Next day started with the first light. We sailed upnorth to Ios island. The northern wind had gone stronger, at 20-23 knots, which created challenging sailing conditions, as we had to sail upwind. We were lucky because the waves were not too tall, so we could make it to Ios. It took us longer than expected, but we approached the  island before noon. Instead  of heading directly to the port, we visited the beautiful cove of Magganari, at the southeastern coast of the island; it was also easier for us to head more eastern than the location of the port, it have a better angle to the wind. Magganari is an amazing spot, with more small bays created inside the larger cove, with small, sandy beaches scattered across the shiny coast. We anchor and dove into the amazing sea, relaxing after the hard trip. After a couple of hours and some light lunch, we headed west to the port. On the way, we sailed into the cove of Milopotas, another awesome place in Ios. This is also a famous sailing destination, with a very long sandy beach covering a big part of the cove.

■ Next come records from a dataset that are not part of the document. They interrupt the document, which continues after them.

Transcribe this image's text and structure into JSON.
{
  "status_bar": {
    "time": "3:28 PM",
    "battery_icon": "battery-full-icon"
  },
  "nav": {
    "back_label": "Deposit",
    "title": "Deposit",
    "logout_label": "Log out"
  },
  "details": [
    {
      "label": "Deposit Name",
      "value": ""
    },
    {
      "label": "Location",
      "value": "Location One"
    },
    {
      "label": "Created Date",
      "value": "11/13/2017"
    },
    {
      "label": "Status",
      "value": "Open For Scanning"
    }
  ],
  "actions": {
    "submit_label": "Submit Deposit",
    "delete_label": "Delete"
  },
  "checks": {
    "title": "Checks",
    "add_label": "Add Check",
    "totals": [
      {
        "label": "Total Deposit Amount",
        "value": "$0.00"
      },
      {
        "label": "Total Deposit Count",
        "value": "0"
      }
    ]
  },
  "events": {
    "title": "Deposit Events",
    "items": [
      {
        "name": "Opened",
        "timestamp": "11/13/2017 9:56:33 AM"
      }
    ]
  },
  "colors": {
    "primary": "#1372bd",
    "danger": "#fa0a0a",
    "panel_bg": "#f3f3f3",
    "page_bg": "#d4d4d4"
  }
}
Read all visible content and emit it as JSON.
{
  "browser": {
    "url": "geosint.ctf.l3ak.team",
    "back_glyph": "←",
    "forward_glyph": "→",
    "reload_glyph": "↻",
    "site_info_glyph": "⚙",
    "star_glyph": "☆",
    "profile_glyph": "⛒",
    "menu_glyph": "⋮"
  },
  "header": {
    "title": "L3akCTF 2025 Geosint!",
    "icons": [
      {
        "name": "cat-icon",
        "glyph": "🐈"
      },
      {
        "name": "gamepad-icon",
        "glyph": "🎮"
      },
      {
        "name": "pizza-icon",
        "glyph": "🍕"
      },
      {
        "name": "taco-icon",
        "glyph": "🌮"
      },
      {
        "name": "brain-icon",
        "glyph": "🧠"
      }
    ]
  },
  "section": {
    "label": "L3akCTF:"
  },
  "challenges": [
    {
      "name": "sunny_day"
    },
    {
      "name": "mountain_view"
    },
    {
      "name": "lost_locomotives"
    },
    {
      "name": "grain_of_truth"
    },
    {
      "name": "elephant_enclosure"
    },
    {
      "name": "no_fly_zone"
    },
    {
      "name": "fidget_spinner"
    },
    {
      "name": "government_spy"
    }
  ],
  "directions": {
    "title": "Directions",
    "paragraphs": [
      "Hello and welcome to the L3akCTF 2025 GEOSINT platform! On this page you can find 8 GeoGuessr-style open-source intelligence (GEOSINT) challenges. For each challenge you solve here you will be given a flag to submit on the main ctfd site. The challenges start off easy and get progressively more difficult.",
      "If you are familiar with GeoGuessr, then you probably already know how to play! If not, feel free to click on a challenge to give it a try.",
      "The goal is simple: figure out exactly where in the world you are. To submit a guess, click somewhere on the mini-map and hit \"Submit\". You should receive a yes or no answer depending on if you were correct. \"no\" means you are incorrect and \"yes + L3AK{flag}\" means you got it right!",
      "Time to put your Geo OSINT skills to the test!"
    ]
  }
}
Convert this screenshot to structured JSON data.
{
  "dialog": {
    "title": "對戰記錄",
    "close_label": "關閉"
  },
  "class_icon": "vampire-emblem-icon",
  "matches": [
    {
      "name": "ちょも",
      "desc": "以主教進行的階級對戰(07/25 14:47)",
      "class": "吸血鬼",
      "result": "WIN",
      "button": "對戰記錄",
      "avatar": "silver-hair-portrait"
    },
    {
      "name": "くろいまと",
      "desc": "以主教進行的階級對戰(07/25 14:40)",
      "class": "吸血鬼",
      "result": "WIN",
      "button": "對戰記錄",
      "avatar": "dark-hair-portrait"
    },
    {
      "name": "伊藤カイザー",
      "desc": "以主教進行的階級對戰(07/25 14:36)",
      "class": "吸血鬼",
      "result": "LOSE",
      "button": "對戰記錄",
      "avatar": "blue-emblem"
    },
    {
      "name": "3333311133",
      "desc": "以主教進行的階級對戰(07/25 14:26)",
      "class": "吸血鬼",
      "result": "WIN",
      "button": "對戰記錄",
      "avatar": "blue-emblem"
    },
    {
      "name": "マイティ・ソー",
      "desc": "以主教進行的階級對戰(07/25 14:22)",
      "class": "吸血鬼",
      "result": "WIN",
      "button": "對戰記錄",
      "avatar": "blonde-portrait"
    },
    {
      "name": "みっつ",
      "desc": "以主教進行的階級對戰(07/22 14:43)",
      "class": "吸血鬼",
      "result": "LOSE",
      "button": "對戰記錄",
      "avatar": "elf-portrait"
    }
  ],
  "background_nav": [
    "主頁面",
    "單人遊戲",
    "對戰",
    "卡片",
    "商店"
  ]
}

Both coves, Milopotas and Magganari offer an anchor point, even for the night, assuming that the prevailing winds have northern direction (common in summer months). The sea bottom is ideal for safe anchorage and the landscape is also marvelous! Overall, Ios is a unique experience.   

We arrived at Ios port in late afternoon so we were lucky to get one of the last berthing spots in the port. The port is quite busy but overall safe with most wind directions but the southern. Once the berthing was secured, we visited the upper town, it is a nice walk of 15-20 minutes, although there are buses and taxis available for the ride. The town uphill has traditional atmosphere and interesting taverns and bars. In general, Ios is famous for its nightlife, mostly in the upper town. We enjoyed a beautiful evening and at night we returned to the boat.


The port of Ios island

Part of Ios coast: Turquoise waters, sandy beaches

Day 7: Return to Paros island (26 nm)

The next day, Friday, we sailed back to Paros. The northern winds stayed strong, so the trip was again hard. Things became smoother as we approached the coast of the island. We made a stop at the the islets of Pantieronia, two rocks in between the southern coasts of Paros and Antiparos. Although the place was rather busy, the turquoise waters were astonishing, and we enjoyed a wonderful swim. Soon we headed to Paroikia, the port of Paros. We anchored safely and had a wonderful sailing trip completed. At night we visited the town and enjoyed dinner and the nightlife in the busy bars close to the shore. We could not forget the amazing experience of a sailing cruise and the amazing destinations that we visited! 

Note: Above data (distances, berthing information, etc.) are included merely for informational purposes and are not accurate. Please assess a nautical chart before your trip, to ensure a safe and pleasant trip.


 Click here for more sailing routes